Data section
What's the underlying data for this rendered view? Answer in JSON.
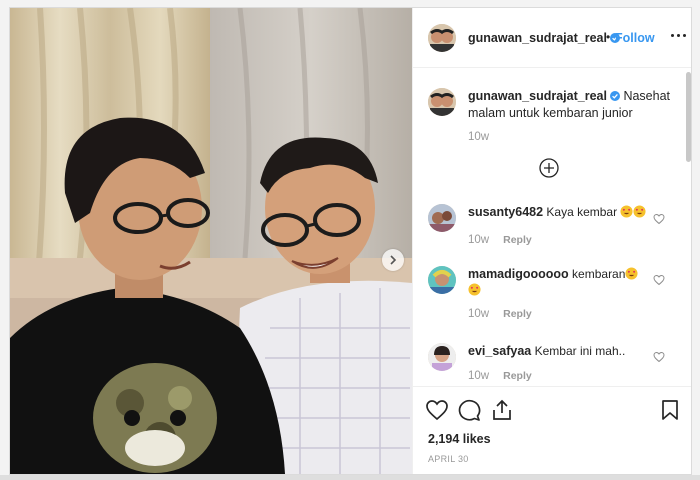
{
  "post": {
    "username": "gunawan_sudrajat_real",
    "follow_label": "Follow",
    "separator": "•",
    "caption": "Nasehat malam untuk kembaran junior",
    "caption_time": "10w",
    "comments": [
      {
        "username": "susanty6482",
        "text": "Kaya kembar",
        "time": "10w",
        "reply_label": "Reply"
      },
      {
        "username": "mamadigoooooo",
        "text": "kembaran",
        "time": "10w",
        "reply_label": "Reply"
      },
      {
        "username": "evi_safyaa",
        "text": "Kembar ini mah..",
        "time": "10w",
        "reply_label": "Reply"
      }
    ],
    "likes": "2,194 likes",
    "date": "APRIL 30"
  },
  "colors": {
    "link": "#3897f0",
    "verified": "#3897f0",
    "muted": "#999999",
    "text": "#262626"
  },
  "icons": [
    "verified-badge-icon",
    "more-options-icon",
    "load-more-comments-icon",
    "heart-icon",
    "like-icon",
    "comment-icon",
    "share-icon",
    "save-bookmark-icon",
    "carousel-next-icon",
    "heart-eyes-emoji"
  ]
}
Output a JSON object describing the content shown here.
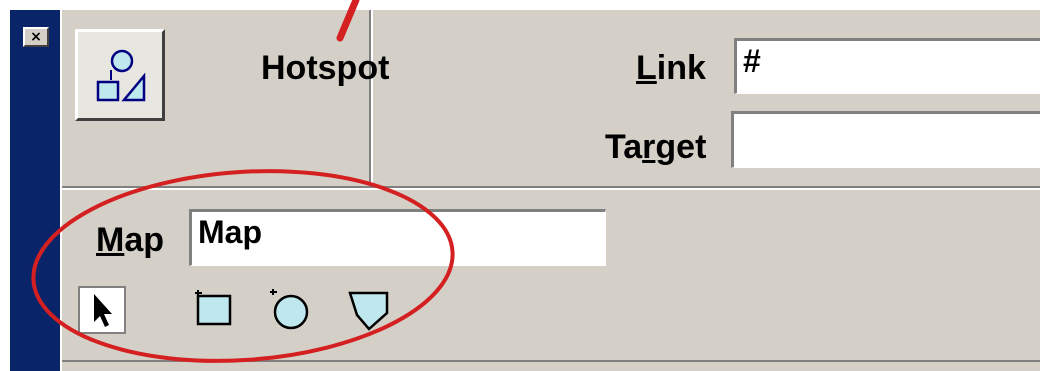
{
  "window": {
    "close_label": "×"
  },
  "hotspot": {
    "title": "Hotspot",
    "icon": "hotspot-shapes-icon"
  },
  "link": {
    "label_prefix": "",
    "label_mnemonic": "L",
    "label_rest": "ink",
    "value": "#"
  },
  "target": {
    "label_prefix": "Ta",
    "label_mnemonic": "r",
    "label_rest": "get",
    "value": ""
  },
  "map": {
    "label_prefix": "",
    "label_mnemonic": "M",
    "label_rest": "ap",
    "value": "Map"
  },
  "tools": [
    {
      "name": "pointer-tool-icon",
      "selected": true
    },
    {
      "name": "rectangle-hotspot-icon",
      "selected": false
    },
    {
      "name": "circle-hotspot-icon",
      "selected": false
    },
    {
      "name": "polygon-hotspot-icon",
      "selected": false
    }
  ],
  "colors": {
    "panel": "#d4d0c8",
    "titlebar": "#0a246a",
    "annotation": "#d42020",
    "hotspot_fill": "#bfe8ee"
  }
}
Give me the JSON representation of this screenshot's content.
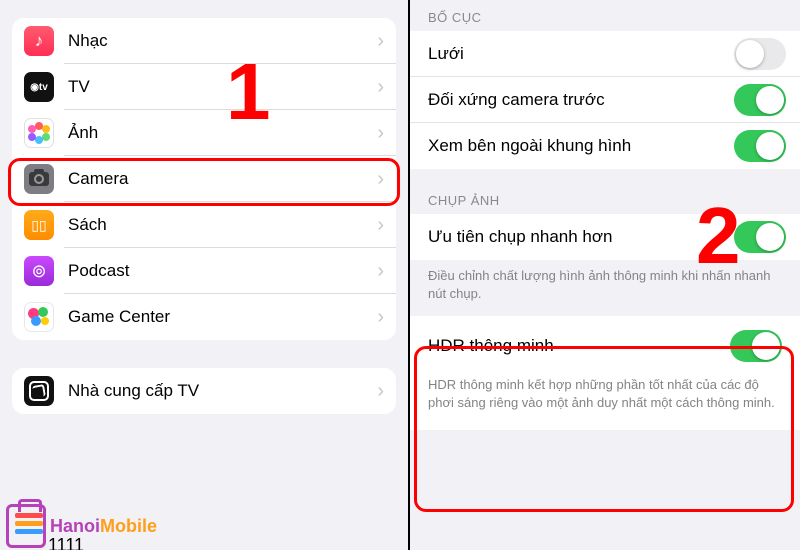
{
  "annotations": {
    "step1": "1",
    "step2": "2"
  },
  "left": {
    "items": [
      {
        "label": "Nhạc"
      },
      {
        "label": "TV"
      },
      {
        "label": "Ảnh"
      },
      {
        "label": "Camera"
      },
      {
        "label": "Sách"
      },
      {
        "label": "Podcast"
      },
      {
        "label": "Game Center"
      }
    ],
    "group2": [
      {
        "label": "Nhà cung cấp TV"
      }
    ],
    "partial": "1111"
  },
  "right": {
    "section1_header": "BỐ CỤC",
    "section1": [
      {
        "label": "Lưới",
        "on": false
      },
      {
        "label": "Đối xứng camera trước",
        "on": true
      },
      {
        "label": "Xem bên ngoài khung hình",
        "on": true
      }
    ],
    "section2_header": "CHỤP ẢNH",
    "section2": [
      {
        "label": "Ưu tiên chụp nhanh hơn",
        "on": true
      }
    ],
    "section2_footer": "Điều chỉnh chất lượng hình ảnh thông minh khi nhấn nhanh nút chụp.",
    "hdr": {
      "label": "HDR thông minh",
      "on": true,
      "footer": "HDR thông minh kết hợp những phần tốt nhất của các độ phơi sáng riêng vào một ảnh duy nhất một cách thông minh."
    }
  },
  "watermark": {
    "brand_left": "Hanoi",
    "brand_right": "Mobile"
  }
}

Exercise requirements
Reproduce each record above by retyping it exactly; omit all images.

Solution
What's the underlying data for this rendered view? Answer in JSON.
{
  "post": {
    "username": "gunawan_sudrajat_real",
    "follow_label": "Follow",
    "separator": "•",
    "caption": "Nasehat malam untuk kembaran junior",
    "caption_time": "10w",
    "comments": [
      {
        "username": "susanty6482",
        "text": "Kaya kembar",
        "time": "10w",
        "reply_label": "Reply"
      },
      {
        "username": "mamadigoooooo",
        "text": "kembaran",
        "time": "10w",
        "reply_label": "Reply"
      },
      {
        "username": "evi_safyaa",
        "text": "Kembar ini mah..",
        "time": "10w",
        "reply_label": "Reply"
      }
    ],
    "likes": "2,194 likes",
    "date": "APRIL 30"
  },
  "colors": {
    "link": "#3897f0",
    "verified": "#3897f0",
    "muted": "#999999",
    "text": "#262626"
  },
  "icons": [
    "verified-badge-icon",
    "more-options-icon",
    "load-more-comments-icon",
    "heart-icon",
    "like-icon",
    "comment-icon",
    "share-icon",
    "save-bookmark-icon",
    "carousel-next-icon",
    "heart-eyes-emoji"
  ]
}
Output a JSON object describing the content shown here.
{
  "window": {
    "close_label": "×"
  },
  "hotspot": {
    "title": "Hotspot",
    "icon": "hotspot-shapes-icon"
  },
  "link": {
    "label_prefix": "",
    "label_mnemonic": "L",
    "label_rest": "ink",
    "value": "#"
  },
  "target": {
    "label_prefix": "Ta",
    "label_mnemonic": "r",
    "label_rest": "get",
    "value": ""
  },
  "map": {
    "label_prefix": "",
    "label_mnemonic": "M",
    "label_rest": "ap",
    "value": "Map"
  },
  "tools": [
    {
      "name": "pointer-tool-icon",
      "selected": true
    },
    {
      "name": "rectangle-hotspot-icon",
      "selected": false
    },
    {
      "name": "circle-hotspot-icon",
      "selected": false
    },
    {
      "name": "polygon-hotspot-icon",
      "selected": false
    }
  ],
  "colors": {
    "panel": "#d4d0c8",
    "titlebar": "#0a246a",
    "annotation": "#d42020",
    "hotspot_fill": "#bfe8ee"
  }
}
Give me the JSON representation of this screenshot's content.
{
  "annotations": {
    "step1": "1",
    "step2": "2"
  },
  "left": {
    "items": [
      {
        "label": "Nhạc"
      },
      {
        "label": "TV"
      },
      {
        "label": "Ảnh"
      },
      {
        "label": "Camera"
      },
      {
        "label": "Sách"
      },
      {
        "label": "Podcast"
      },
      {
        "label": "Game Center"
      }
    ],
    "group2": [
      {
        "label": "Nhà cung cấp TV"
      }
    ],
    "partial": "1111"
  },
  "right": {
    "section1_header": "BỐ CỤC",
    "section1": [
      {
        "label": "Lưới",
        "on": false
      },
      {
        "label": "Đối xứng camera trước",
        "on": true
      },
      {
        "label": "Xem bên ngoài khung hình",
        "on": true
      }
    ],
    "section2_header": "CHỤP ẢNH",
    "section2": [
      {
        "label": "Ưu tiên chụp nhanh hơn",
        "on": true
      }
    ],
    "section2_footer": "Điều chỉnh chất lượng hình ảnh thông minh khi nhấn nhanh nút chụp.",
    "hdr": {
      "label": "HDR thông minh",
      "on": true,
      "footer": "HDR thông minh kết hợp những phần tốt nhất của các độ phơi sáng riêng vào một ảnh duy nhất một cách thông minh."
    }
  },
  "watermark": {
    "brand_left": "Hanoi",
    "brand_right": "Mobile"
  }
}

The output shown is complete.